(Dataset excerpts)

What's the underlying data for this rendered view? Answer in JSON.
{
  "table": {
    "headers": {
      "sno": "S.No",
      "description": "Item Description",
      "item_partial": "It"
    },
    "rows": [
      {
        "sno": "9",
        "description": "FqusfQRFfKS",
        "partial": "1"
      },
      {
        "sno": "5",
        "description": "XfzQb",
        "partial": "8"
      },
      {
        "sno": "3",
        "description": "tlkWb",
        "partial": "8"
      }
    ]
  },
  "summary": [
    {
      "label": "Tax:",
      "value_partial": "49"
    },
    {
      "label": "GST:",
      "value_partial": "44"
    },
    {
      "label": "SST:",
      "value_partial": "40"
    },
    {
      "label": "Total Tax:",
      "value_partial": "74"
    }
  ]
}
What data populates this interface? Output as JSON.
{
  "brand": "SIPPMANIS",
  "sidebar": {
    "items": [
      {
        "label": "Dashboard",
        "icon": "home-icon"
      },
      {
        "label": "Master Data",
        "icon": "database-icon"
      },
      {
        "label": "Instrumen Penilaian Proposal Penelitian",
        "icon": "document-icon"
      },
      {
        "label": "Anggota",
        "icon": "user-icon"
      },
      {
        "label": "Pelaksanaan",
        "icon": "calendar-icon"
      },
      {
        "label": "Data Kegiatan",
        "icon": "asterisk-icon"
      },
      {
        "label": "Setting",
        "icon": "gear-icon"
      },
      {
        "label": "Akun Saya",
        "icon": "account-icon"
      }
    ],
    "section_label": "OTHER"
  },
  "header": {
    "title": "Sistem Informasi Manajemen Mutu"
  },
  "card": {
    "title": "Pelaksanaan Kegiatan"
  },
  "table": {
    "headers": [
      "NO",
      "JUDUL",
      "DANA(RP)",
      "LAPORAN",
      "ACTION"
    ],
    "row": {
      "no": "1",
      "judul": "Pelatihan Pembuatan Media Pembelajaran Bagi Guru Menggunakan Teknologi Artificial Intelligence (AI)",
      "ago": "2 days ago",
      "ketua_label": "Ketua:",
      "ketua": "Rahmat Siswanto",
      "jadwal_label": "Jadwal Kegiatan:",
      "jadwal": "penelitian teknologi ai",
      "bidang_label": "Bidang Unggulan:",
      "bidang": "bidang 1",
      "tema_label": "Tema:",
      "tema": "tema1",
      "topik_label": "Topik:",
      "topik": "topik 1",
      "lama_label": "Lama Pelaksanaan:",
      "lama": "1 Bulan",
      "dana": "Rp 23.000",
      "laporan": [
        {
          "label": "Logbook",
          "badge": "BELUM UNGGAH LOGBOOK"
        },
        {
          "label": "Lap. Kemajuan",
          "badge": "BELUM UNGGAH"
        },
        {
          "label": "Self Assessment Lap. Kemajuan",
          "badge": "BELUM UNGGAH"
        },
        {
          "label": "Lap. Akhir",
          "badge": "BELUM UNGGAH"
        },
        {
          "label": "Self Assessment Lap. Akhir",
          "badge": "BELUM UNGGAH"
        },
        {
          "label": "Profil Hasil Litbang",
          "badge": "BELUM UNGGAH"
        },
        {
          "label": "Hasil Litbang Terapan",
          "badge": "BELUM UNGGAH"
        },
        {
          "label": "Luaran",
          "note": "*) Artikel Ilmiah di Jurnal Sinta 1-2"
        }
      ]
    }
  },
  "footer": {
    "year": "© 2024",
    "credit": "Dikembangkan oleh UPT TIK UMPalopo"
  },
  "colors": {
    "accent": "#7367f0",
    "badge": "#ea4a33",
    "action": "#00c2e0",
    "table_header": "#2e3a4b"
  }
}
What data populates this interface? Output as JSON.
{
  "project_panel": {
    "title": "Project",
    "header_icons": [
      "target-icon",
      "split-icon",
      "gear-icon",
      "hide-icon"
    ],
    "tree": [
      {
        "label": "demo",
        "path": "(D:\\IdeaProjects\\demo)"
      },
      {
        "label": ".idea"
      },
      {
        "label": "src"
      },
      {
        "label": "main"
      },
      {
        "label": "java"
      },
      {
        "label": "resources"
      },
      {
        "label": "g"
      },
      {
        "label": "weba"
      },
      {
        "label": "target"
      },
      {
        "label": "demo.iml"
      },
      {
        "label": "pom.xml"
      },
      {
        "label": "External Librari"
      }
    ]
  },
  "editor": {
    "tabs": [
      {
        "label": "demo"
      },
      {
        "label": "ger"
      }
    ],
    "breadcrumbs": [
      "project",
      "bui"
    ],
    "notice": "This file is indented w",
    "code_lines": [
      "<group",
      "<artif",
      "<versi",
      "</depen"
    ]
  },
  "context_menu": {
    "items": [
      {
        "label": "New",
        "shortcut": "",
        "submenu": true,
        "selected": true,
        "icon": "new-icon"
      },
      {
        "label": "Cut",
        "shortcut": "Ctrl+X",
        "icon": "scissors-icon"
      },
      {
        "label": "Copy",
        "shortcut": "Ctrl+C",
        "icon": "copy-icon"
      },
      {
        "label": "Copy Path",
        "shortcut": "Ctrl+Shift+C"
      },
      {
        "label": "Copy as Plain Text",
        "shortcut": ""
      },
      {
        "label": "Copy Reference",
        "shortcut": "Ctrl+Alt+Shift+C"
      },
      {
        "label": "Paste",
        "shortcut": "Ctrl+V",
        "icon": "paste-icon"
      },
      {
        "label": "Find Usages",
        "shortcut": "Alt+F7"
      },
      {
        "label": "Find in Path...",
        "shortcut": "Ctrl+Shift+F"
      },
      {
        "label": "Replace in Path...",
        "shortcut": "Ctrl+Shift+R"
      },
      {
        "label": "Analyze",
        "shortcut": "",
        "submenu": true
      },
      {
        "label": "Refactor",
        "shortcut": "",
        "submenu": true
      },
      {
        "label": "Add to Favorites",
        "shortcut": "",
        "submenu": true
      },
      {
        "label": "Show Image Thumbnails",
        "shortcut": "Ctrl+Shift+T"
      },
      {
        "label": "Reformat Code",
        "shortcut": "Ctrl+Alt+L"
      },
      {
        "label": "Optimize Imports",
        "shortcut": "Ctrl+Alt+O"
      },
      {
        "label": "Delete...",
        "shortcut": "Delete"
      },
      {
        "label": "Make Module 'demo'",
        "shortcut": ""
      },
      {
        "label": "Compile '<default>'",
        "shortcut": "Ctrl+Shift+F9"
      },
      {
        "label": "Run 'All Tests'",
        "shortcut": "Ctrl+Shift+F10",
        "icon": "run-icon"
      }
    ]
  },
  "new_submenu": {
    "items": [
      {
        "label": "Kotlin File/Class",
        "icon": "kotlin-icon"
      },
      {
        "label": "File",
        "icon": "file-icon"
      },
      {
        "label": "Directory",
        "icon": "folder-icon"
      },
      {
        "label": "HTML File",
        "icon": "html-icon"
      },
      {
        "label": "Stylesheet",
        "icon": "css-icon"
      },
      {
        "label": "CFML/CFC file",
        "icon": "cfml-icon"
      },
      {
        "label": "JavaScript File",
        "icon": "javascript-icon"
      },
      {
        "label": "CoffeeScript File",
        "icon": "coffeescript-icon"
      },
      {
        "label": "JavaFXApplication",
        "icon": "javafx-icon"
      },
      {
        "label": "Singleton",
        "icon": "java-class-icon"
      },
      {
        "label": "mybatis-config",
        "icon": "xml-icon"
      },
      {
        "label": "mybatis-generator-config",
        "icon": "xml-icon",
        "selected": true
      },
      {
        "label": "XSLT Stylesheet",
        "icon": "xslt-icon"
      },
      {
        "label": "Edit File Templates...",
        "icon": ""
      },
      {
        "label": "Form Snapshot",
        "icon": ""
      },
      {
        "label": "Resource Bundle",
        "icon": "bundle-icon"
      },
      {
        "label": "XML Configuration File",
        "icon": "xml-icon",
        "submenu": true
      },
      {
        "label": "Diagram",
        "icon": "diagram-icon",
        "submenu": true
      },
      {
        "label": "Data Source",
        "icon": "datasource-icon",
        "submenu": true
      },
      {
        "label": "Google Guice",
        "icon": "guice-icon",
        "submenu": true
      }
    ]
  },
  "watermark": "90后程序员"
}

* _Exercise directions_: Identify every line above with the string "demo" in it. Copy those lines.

* _Solution below_:
        "label": "demo",
        "path": "(D:\\IdeaProjects\\demo)"
        "label": "demo.iml"
        "label": "demo"
        "label": "Make Module 'demo'",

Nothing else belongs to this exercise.